* _What the exercise asks_
From the line below containing "Transcribe this image's" to the final line, print each line exactly as written. No pictures belong in the copy.

(Given data begins)

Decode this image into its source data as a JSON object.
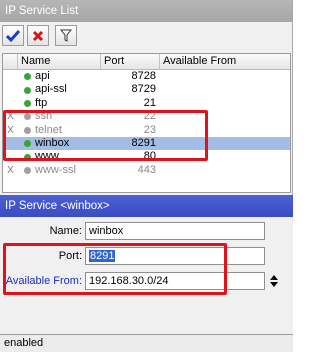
{
  "list_window": {
    "title": "IP Service List",
    "toolbar": {
      "enable_icon": "checkmark-icon",
      "disable_icon": "x-icon",
      "filter_icon": "funnel-icon"
    },
    "columns": [
      "Name",
      "Port",
      "Available From"
    ],
    "rows": [
      {
        "flag": "",
        "name": "api",
        "port": "8728",
        "available_from": "",
        "status": "enabled"
      },
      {
        "flag": "",
        "name": "api-ssl",
        "port": "8729",
        "available_from": "",
        "status": "enabled"
      },
      {
        "flag": "",
        "name": "ftp",
        "port": "21",
        "available_from": "",
        "status": "enabled"
      },
      {
        "flag": "X",
        "name": "ssh",
        "port": "22",
        "available_from": "",
        "status": "disabled"
      },
      {
        "flag": "X",
        "name": "telnet",
        "port": "23",
        "available_from": "",
        "status": "disabled"
      },
      {
        "flag": "",
        "name": "winbox",
        "port": "8291",
        "available_from": "",
        "status": "selected"
      },
      {
        "flag": "",
        "name": "www",
        "port": "80",
        "available_from": "",
        "status": "enabled"
      },
      {
        "flag": "X",
        "name": "www-ssl",
        "port": "443",
        "available_from": "",
        "status": "disabled"
      }
    ]
  },
  "detail_window": {
    "title": "IP Service <winbox>",
    "name_label": "Name:",
    "name_value": "winbox",
    "port_label": "Port:",
    "port_value": "8291",
    "available_from_label": "Available From:",
    "available_from_value": "192.168.30.0/24",
    "status_text": "enabled"
  },
  "colors": {
    "highlight": "#e0121b",
    "selected_row": "#a3bde5",
    "active_title": "#3a4cc4",
    "enabled_dot": "#35a535"
  }
}
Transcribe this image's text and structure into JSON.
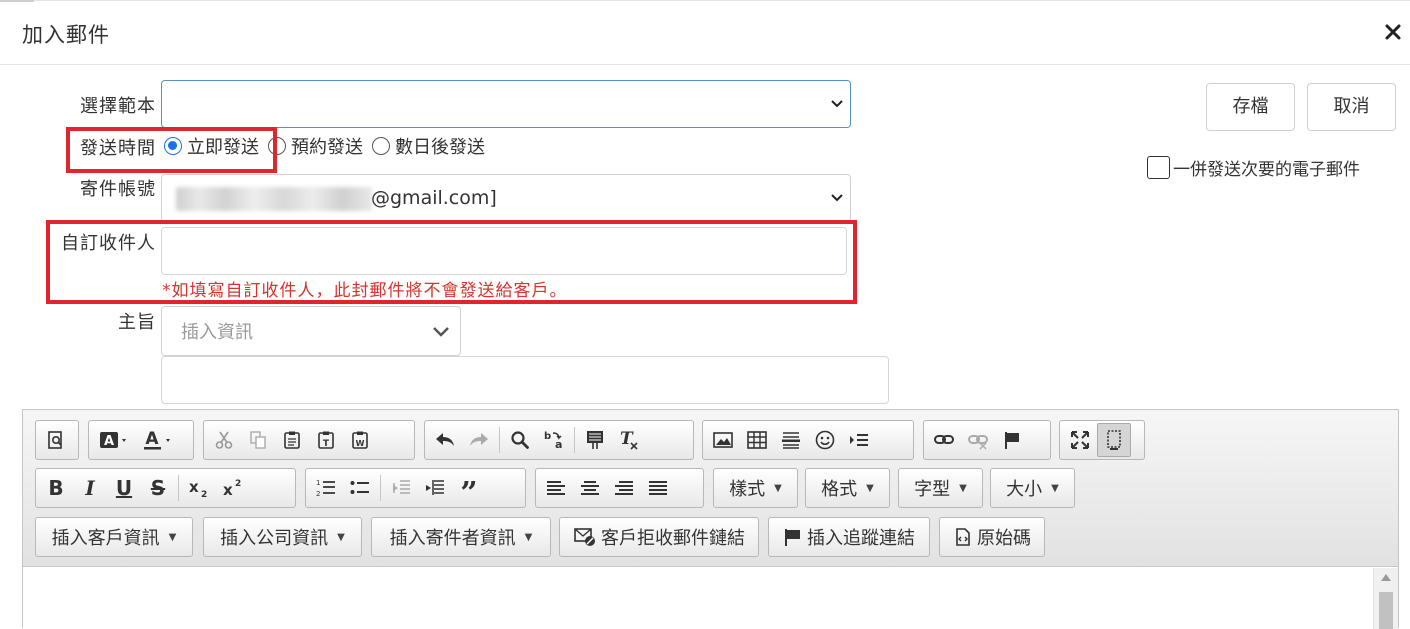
{
  "dialog": {
    "title": "加入郵件",
    "close_icon": "close-icon"
  },
  "form": {
    "template": {
      "label": "選擇範本",
      "value": ""
    },
    "send_time": {
      "label": "發送時間",
      "options": [
        "立即發送",
        "預約發送",
        "數日後發送"
      ],
      "selected": "立即發送"
    },
    "sender": {
      "label": "寄件帳號",
      "value": "@gmail.com]"
    },
    "custom_recipient": {
      "label": "自訂收件人",
      "value": "",
      "warning": "*如填寫自訂收件人，此封郵件將不會發送給客戶。"
    },
    "subject": {
      "label": "主旨",
      "insert_placeholder": "插入資訊",
      "value": ""
    }
  },
  "actions": {
    "save": "存檔",
    "cancel": "取消"
  },
  "secondary_email": {
    "label": "一併發送次要的電子郵件",
    "checked": false
  },
  "editor": {
    "toolbar_row2_combos": [
      "樣式",
      "格式",
      "字型",
      "大小"
    ],
    "toolbar_row3": {
      "insert_customer": "插入客戶資訊",
      "insert_company": "插入公司資訊",
      "insert_sender": "插入寄件者資訊",
      "unsubscribe_link": "客戶拒收郵件鏈結",
      "tracking_link": "插入追蹤連結",
      "source": "原始碼"
    },
    "content": ""
  },
  "colors": {
    "highlight_red": "#e0262b",
    "warning_red": "#d9332e",
    "radio_blue": "#1a73e8",
    "focus_border": "#5b8fc7"
  }
}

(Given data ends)

* _Reply_
Transcribe this image's text and structure into JSON.
{
  "dialog": {
    "title": "加入郵件",
    "close_icon": "close-icon"
  },
  "form": {
    "template": {
      "label": "選擇範本",
      "value": ""
    },
    "send_time": {
      "label": "發送時間",
      "options": [
        "立即發送",
        "預約發送",
        "數日後發送"
      ],
      "selected": "立即發送"
    },
    "sender": {
      "label": "寄件帳號",
      "value": "@gmail.com]"
    },
    "custom_recipient": {
      "label": "自訂收件人",
      "value": "",
      "warning": "*如填寫自訂收件人，此封郵件將不會發送給客戶。"
    },
    "subject": {
      "label": "主旨",
      "insert_placeholder": "插入資訊",
      "value": ""
    }
  },
  "actions": {
    "save": "存檔",
    "cancel": "取消"
  },
  "secondary_email": {
    "label": "一併發送次要的電子郵件",
    "checked": false
  },
  "editor": {
    "toolbar_row2_combos": [
      "樣式",
      "格式",
      "字型",
      "大小"
    ],
    "toolbar_row3": {
      "insert_customer": "插入客戶資訊",
      "insert_company": "插入公司資訊",
      "insert_sender": "插入寄件者資訊",
      "unsubscribe_link": "客戶拒收郵件鏈結",
      "tracking_link": "插入追蹤連結",
      "source": "原始碼"
    },
    "content": ""
  },
  "colors": {
    "highlight_red": "#e0262b",
    "warning_red": "#d9332e",
    "radio_blue": "#1a73e8",
    "focus_border": "#5b8fc7"
  }
}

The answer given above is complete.